The Recurse Center is a free, three-month self-directed program for people who want to get better at programming. I attended fall batch 2 in 2016 from September to December. If you aren’t aware of Recurse Centre, take a couple of minutes to go through recurse.com and read the rest of the piece.
Every day we open a significant amount of doors to get to desired places. Some doors are unique but look dull and plain, but the incredible universe behind the door hides excitement, adventures, gems, friends, and insights.
When I first walked into the door on the first day, I was blank and didn’t know what to expect from RC. Over a period, I did program more, learned programming languages, lessons, picked up tools, thought process, made friends, etc…
During twelve week experimentation, I worked on four projects.
- I wrote a BitTorrent Client in Python.
- Imon - Internet bandwidth monitor in Rust
- I worked on Zulip to add reaction backend missing API.
- Incomplete implementation of Amazon’s DynamoDB paper in Erlang.
At RC I worked on tasks which were difficult to work at other times. Writing down what I learned is hard for various reasons. I am jotting down points I remember.
- I picked up two new languages, Rust and Erlang which I am euphoric.
- I rekindled my interest in system, network and distributed programming.
- RC is the only place where I have seen folks aren’t afraid to say
I don't know. This attitude is valuable and activates the mind to discover. I picked up the habit of saying
I don't know, what does that mean?.
- I learned few things about
compassion, empathy, kindness, gratitude and generosityand dropped a bit of arrogance.
- How to prototype experimental projects like don’t worry about file structures, modularity, optimization, right abstraction, etc …
- A better state of mind to focus on programming and curiosity to learn and discover.
- I have previously pair programmed at work but never been fun. Now I have a clear expectation in pair programming and how to handle conflicts when it works and fails.
- R0ml’s talk on write all the code in a single file was intellectually stimulating. I practiced this technique in the project edht. It saved a considerable amount of time. I considered multiple times to refactor the code into multiple files but resisted. Question existing practices and assumptions to find out the real reason for existence and validate personal reasons.

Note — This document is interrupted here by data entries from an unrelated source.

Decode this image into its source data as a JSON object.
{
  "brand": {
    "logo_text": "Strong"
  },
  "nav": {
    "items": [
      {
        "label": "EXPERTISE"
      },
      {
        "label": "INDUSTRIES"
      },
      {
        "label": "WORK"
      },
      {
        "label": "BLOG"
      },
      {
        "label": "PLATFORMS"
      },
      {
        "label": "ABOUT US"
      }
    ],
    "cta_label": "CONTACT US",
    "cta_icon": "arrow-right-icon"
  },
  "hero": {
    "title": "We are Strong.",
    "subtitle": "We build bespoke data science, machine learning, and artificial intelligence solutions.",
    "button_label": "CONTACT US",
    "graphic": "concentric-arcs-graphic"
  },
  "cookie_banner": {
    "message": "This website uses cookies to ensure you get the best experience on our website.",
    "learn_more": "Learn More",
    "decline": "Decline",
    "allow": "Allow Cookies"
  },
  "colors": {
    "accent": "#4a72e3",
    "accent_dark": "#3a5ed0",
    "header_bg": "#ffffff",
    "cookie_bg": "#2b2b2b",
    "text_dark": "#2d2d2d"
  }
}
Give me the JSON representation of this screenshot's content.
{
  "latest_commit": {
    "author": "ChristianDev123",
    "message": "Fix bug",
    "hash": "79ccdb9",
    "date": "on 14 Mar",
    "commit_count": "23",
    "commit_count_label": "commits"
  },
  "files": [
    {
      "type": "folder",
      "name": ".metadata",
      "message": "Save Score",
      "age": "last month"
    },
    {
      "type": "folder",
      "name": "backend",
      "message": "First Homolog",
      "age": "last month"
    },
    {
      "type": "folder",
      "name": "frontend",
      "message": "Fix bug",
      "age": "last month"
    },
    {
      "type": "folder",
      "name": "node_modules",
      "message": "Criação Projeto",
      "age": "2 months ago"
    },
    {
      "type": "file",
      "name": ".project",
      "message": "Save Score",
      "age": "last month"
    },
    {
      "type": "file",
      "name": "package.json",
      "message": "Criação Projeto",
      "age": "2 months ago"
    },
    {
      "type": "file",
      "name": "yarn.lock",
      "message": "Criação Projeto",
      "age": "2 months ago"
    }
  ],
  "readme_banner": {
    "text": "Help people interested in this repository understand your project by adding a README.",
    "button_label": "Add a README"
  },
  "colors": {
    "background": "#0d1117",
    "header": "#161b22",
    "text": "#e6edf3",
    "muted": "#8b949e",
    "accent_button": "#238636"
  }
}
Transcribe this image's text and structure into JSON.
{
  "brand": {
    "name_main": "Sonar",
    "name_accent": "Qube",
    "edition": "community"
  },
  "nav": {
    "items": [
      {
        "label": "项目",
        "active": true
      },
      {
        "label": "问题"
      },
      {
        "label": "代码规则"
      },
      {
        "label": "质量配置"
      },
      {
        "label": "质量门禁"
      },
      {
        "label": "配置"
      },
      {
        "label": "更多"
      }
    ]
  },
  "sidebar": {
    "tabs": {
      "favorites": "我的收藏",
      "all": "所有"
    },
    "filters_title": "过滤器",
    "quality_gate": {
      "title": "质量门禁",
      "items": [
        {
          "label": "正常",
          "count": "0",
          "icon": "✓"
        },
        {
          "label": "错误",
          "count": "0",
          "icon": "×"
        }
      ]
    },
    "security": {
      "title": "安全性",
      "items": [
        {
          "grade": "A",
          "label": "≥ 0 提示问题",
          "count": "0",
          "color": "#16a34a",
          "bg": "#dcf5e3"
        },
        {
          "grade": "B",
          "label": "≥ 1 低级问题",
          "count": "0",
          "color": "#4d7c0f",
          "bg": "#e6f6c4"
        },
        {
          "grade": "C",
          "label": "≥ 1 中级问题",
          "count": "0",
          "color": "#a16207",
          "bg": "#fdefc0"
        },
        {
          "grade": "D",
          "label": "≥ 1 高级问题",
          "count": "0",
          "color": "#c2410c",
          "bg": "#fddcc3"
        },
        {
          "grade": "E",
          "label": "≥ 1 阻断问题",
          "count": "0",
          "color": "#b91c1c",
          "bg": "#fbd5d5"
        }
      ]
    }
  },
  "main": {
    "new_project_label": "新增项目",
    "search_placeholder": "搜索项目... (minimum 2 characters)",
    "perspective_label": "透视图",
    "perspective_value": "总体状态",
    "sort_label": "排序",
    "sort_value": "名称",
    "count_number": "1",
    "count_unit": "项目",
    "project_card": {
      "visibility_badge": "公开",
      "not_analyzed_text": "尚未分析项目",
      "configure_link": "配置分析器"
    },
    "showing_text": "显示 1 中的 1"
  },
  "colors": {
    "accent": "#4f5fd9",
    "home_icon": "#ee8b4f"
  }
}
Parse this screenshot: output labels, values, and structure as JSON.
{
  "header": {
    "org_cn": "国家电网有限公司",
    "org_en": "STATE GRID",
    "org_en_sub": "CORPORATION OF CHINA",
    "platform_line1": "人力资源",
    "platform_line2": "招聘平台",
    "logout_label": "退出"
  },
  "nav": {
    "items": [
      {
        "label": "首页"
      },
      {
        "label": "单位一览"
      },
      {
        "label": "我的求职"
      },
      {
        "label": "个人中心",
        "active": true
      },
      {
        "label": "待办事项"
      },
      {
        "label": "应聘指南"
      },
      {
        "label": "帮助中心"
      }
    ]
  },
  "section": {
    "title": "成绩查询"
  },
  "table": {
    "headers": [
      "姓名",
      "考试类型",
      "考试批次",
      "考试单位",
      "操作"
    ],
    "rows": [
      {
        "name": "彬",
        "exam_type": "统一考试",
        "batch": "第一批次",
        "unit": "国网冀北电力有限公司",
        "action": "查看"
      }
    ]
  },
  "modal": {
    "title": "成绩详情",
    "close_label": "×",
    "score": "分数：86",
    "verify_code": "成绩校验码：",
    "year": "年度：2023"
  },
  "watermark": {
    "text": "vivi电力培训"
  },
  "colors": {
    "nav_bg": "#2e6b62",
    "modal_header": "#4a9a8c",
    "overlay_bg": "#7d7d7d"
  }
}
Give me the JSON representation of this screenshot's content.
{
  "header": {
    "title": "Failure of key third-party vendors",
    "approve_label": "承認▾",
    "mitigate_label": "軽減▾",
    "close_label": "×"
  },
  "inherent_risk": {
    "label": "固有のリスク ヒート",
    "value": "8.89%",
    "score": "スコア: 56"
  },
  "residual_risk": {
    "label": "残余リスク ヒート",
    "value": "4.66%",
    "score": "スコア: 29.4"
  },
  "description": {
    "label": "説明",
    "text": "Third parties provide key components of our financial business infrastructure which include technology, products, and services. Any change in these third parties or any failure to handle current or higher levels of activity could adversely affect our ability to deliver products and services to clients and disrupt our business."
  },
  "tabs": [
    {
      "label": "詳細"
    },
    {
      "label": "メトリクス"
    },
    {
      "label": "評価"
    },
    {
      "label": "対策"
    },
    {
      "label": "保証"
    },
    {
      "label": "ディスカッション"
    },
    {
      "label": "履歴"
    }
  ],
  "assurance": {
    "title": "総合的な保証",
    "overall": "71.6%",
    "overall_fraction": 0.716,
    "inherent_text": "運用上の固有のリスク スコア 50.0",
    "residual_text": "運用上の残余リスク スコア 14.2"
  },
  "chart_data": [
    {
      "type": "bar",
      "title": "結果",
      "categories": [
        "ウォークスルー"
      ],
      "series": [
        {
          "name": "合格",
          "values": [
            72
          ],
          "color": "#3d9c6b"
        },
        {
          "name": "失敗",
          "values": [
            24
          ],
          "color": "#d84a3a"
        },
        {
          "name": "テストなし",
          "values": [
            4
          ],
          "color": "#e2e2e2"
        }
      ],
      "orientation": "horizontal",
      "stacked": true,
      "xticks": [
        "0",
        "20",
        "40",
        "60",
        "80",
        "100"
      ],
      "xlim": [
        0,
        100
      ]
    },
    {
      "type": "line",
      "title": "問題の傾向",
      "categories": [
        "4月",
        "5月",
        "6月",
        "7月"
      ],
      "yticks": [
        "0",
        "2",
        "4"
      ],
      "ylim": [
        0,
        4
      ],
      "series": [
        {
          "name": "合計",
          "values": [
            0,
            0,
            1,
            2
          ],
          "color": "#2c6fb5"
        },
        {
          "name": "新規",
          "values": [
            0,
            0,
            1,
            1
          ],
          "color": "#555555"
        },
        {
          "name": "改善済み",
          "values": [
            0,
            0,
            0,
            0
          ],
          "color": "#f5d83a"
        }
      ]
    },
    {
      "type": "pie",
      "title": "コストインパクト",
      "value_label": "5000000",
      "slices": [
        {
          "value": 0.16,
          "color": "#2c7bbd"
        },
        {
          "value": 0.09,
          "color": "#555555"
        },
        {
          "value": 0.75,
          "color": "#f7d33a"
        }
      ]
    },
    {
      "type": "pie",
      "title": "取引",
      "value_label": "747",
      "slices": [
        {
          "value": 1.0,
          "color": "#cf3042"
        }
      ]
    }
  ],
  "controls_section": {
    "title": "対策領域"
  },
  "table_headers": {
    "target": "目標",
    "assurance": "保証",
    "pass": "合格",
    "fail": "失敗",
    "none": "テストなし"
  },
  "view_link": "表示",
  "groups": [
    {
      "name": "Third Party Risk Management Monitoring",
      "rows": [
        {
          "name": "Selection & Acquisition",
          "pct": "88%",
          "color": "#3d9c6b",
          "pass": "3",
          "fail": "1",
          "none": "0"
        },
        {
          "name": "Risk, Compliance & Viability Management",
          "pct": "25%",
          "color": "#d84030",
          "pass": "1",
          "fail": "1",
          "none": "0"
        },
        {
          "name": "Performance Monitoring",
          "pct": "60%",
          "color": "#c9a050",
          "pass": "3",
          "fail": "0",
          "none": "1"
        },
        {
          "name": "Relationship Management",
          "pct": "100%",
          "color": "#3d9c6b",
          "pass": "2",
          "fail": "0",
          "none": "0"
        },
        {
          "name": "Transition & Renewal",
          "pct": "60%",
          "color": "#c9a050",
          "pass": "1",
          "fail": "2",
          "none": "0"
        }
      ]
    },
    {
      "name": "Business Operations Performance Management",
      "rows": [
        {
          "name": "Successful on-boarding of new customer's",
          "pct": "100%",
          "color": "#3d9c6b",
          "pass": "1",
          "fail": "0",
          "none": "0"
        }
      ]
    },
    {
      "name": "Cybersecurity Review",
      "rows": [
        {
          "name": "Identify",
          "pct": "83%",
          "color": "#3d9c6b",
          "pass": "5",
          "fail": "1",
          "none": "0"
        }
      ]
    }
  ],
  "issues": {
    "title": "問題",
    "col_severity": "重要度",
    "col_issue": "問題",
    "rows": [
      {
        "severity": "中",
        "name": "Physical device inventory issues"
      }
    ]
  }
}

I had my dark days(I am not talking about winter evenings), difficult time to concentrate and felt lost. Sometimes I spent the whole day staring at the code and debugging.I felt depressed when I couldn’t make a progress. Reading Dynamo DB was hard, and paper is intended for a different set of audience. As a developer, every day I read documentations, man pages. The paper expects the reader familiar with concepts in distributed computing.
It’s been four weeks since the batch got over. Every day I am trying to learn something new in programming and learn from the Zulip discussions. Concentrating on everything going on in different streams is hard. That’s how I think I can grow as a better programmer. Push the boundary of what you know, try to grasp and learn different topics.
What I think about RC
RC is a gift to programmers and three months is a sound investment in a programming career. The place and events teaches a lot of technical skills and non-technical skills. Social rules of RC is what makes the place welcoming and puts everyone at home. RC transforms everyone into better programmer or puts you on the track and make you feel better human being. I won’t claim; I became a better programmer and but I can sense the difference in attitude and steps towards improving myself. RC shaped me as a better person! I believe to become a better programmer you need to be a better person.
I am honored to be part of RC and grateful it exists. Thanks for batchmates, alumni, and staff providing an opportunity to grow. Special Thanks to James Dennis who introduced me to Recurse Center (Hacker School at that time) and Suren, Punchagan for helping in RC planning.
It was hard to close the door on the last day knowing I will miss the cherished space.
This work is licensed under a Creative Commons Attribution-ShareAlike 4.0 International License.